Sarah (Linney) is madly in love with her co-worker Karl (Rodrigo Santoro) but can never work up the courage to say anything.  Daniel (Liam Neeson) is mourning the death of his long-suffering wife while trying to help his young stepson get noticed by his crush.  Karen (Emma Thompson) is trying to put on a happy face for her family while her husband (Alan Rickman) isn’t being entirely honest about his affairs.

And playing behind it all, there’s washed-up and rehabbed rock star Billy Mack (Bill Nighy) trying to reclaim his former glory by shamelessly converting an old song into Christmas jam, “Christmas Is All Around.”  He’s a hilariously self-depracating mess, making ill-advised remarks like, “Kids, don’t buy drugs; become a celebrity and they’ll give them to you for FREE!”  Nighy delivers one of those divine, once-in-a-decade comedic performances, and he absolutely steals the movie.
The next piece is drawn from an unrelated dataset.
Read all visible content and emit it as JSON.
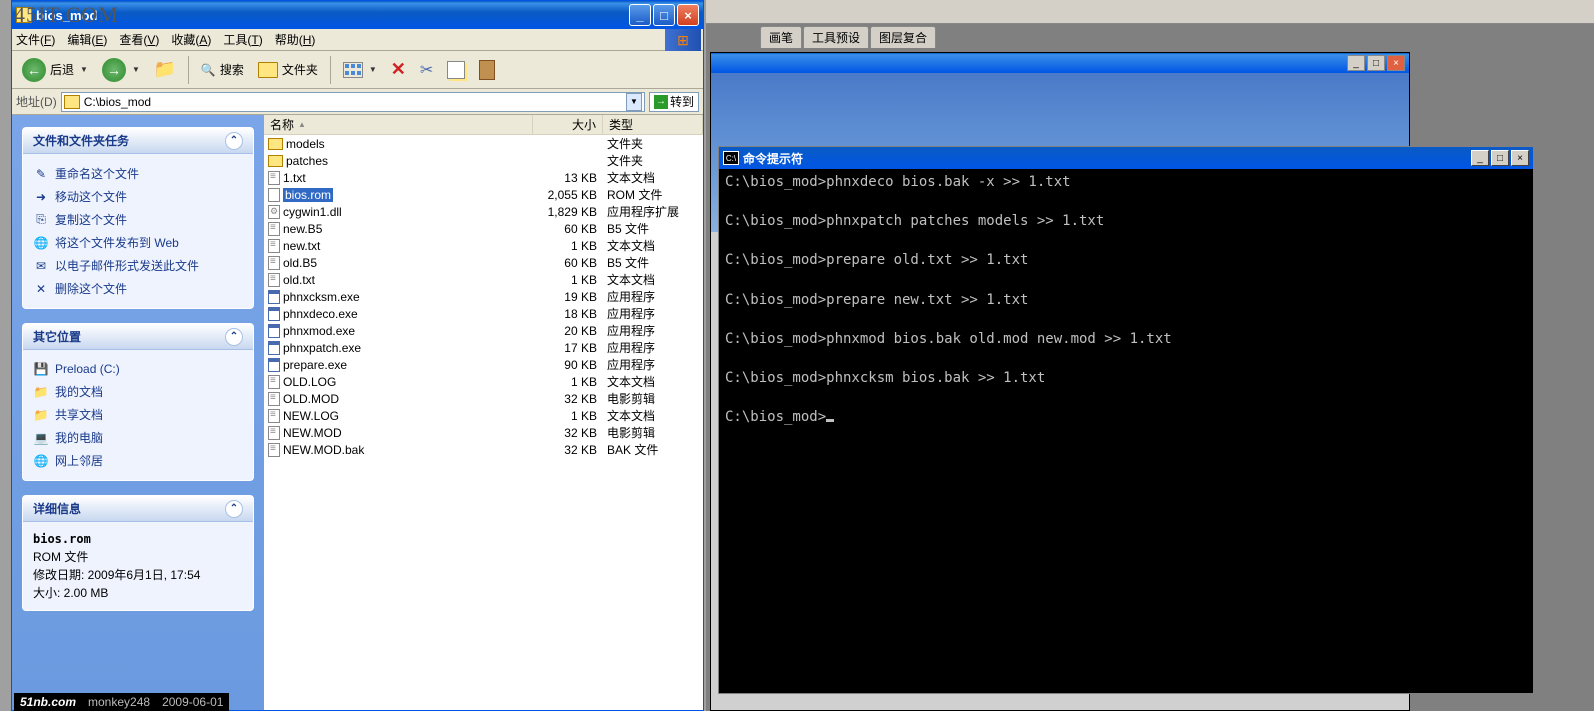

I didn’t even touch on about half of the storylines in the story, not to mention the subplots.  There’s just so much there for everyone in “Love Actually” that it’s practically irresistible.  While you might not click with one storyline, there are a dozen others that you are bound to love!  Like the poster says, it’s the “ultimate romantic comedy,” and you’ll be amazed at how entertaining and fun Richard Curtis and his army of British actors can make the dying genre.





REVIEW: Harry Potter and the Half-Blood Prince

6 08 2009

I don’t even know why I’m bothering to write a review for the latest installment in the “Harry Potter” franchise this late in the game.  The movie opened 4 weeks ago, and by this point, you have either seen it or you haven’t.  If you love the books like me, you rush out and see it the first day or even at midnight.  If you don’t dig the books or the movies, you aren’t going to see it because the movies don’t allow time to stragglers to catch up.  What I will say about “Harry Potter and the Half-Blood Prince” is that it is one of the best in the series.  The key element to its recovery from the horrifying previous film is an expertly crafted script.  Director David Yates returns and seems to find his stride this time.  His “Potter” is darker than we have ever seen it, and it works remarkably well.

Usually I give a plot summary in the second paragraph, but I think only a brief one is called for here.   The villainous Lord Voldemort is back, and tensions are high in the wizarding world.  But the tension is  higher with Harry and his pals are finding the pain and beauty of teenage crushes.

I love the books, but I am not one of those purists that is furious when they omit subplots.  I think that this is one of the best adaptations from book to movie.  However, I was intrigued by the shift in focus.  Rowling’s brilliant novel focuses more on Harry and Dumbledore trying to discover the dark secrets of how Tom Riddle came to be Voldemort by collecting memories from people who knew Tom.  The movie plays up the teen angst angle of the story, and I had no problem with that.  It gives a light, humorous side to balance out the bleak darkness of the rest of the story. Read the rest of this entry »